• [Dataset records]
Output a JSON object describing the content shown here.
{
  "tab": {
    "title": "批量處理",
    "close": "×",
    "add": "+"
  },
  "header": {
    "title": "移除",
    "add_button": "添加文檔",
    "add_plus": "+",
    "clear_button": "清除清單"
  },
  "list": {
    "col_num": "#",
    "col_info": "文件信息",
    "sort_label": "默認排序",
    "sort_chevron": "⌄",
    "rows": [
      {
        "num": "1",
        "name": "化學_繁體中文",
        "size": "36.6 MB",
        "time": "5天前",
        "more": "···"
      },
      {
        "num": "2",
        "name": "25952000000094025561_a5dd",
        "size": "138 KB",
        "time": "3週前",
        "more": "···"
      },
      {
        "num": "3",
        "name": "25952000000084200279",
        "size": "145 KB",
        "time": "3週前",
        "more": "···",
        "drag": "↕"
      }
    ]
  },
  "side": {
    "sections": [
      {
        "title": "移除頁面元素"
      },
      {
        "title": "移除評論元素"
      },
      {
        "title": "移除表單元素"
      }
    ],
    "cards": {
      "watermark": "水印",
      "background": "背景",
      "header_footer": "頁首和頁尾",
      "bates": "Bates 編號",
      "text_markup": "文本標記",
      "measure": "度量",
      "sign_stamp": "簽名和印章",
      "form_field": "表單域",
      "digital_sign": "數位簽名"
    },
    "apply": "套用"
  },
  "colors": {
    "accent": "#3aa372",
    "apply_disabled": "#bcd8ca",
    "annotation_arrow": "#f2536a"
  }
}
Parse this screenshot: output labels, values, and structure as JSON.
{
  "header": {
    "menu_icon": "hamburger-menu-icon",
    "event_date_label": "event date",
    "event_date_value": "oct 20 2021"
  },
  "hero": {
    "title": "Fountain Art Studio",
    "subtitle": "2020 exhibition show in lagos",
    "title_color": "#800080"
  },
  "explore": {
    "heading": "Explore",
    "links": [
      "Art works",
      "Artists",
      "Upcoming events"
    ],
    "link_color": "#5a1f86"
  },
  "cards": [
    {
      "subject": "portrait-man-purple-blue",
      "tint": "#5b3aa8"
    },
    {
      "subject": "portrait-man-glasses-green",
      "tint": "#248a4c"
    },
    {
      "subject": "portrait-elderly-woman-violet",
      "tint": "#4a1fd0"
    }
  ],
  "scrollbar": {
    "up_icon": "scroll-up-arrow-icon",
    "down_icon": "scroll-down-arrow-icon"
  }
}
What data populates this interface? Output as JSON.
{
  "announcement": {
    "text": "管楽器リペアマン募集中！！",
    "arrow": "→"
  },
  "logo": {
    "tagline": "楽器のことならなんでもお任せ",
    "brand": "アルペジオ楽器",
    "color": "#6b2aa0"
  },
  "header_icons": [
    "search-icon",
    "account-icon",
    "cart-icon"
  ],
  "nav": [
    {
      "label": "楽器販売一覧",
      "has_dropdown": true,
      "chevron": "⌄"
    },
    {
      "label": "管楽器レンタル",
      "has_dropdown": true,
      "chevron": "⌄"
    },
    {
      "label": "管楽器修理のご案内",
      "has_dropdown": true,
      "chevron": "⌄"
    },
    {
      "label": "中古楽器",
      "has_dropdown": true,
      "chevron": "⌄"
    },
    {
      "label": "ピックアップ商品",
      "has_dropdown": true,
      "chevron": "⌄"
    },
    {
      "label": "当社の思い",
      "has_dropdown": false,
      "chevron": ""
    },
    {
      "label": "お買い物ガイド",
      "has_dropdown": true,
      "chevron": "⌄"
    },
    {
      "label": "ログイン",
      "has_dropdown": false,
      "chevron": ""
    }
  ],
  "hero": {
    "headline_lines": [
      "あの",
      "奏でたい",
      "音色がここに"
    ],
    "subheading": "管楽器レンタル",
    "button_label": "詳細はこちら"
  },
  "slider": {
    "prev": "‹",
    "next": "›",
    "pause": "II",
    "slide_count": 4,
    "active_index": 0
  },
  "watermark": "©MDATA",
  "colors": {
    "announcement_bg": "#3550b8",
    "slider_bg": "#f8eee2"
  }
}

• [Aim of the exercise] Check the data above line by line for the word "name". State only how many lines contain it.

• [Answer for the task] 3